- Sung V. H. Hiscock M. L. K. Tang F. K. Mensah M. L. Nation C. Satzke R. G. Heine A. Stock R. G. Barr and M. Wake. “Treating Infant Colic with the Probiotic Lactobacillus Reuteri: Double Blind Placebo Controlled Randomised Trial.” BMJ 348 no. apr01 2 (April 1 2014): g2107–g2107. doi:10.1136/bmj.g2107.
FAQ Frequently asked questions
What is infantile colic?
Infantile colic is described as excessive crying by an otherwise well baby. Colic involves periods of crying and irritability that are unexplained and at which time the baby is difficult to soothe. Colic is diagnosed when crying occurs for more than three hours per …
What are the symptoms of infantile colic?
Infantile colic can be recognized by symptoms including: prolonged crying when the baby is otherwise healthy; a clear beginning and end to the crying; crying in the late afternoon or early evening; bending of legs or clenching of fists; a bulging …
Who gets infantile colic?
Infantile colic is a common condition affecting about in every three babies. Both boys and girls can develop colic. Bottle-fed and breastfed babies both have colic.
How is infantile colic diagnosed?
Your doctor will diagnose infantile colic after they have conducted a physical examination of your baby and carried out any other tests required to rule out other causes of excessive crying.

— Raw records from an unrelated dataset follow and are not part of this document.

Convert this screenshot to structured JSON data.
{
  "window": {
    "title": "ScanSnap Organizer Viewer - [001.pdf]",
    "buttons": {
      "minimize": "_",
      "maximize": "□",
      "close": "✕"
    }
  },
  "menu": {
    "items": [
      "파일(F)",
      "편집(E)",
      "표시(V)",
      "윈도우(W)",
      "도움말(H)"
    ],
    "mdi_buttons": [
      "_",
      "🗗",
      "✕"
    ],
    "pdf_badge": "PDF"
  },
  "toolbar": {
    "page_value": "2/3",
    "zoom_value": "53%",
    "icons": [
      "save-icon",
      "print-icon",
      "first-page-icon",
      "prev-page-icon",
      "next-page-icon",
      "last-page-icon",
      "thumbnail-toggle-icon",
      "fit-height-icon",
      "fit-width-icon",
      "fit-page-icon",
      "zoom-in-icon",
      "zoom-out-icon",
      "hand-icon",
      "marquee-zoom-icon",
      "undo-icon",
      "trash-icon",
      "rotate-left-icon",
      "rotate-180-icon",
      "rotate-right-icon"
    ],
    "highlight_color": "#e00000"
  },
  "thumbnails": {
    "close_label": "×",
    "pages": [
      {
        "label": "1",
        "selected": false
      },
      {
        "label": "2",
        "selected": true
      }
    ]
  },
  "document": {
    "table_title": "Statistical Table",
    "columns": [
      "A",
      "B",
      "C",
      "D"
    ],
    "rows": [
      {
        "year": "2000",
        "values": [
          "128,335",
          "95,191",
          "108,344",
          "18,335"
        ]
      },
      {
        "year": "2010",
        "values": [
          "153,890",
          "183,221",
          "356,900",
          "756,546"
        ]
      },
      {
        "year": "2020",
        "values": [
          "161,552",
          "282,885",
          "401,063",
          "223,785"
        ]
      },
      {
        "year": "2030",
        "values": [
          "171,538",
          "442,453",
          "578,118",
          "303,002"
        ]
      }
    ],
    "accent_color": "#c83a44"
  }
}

How is infantile colic treated?
There are no specific treatments for colic, but there are management techniques to reduce your infant's crying and help parents cope. Your doctor may suggest that you try to ensure that your baby is not hungry, be gentle and avoid startling your baby, …
Can infantile colic be cured?
There is no cure for colic. It will generally clear on its own after your baby reaches about four months of age.
How common is infantile colic?
It is a very common condition that affects about one in three babies and usually affects babies that are 2-16 weeks old.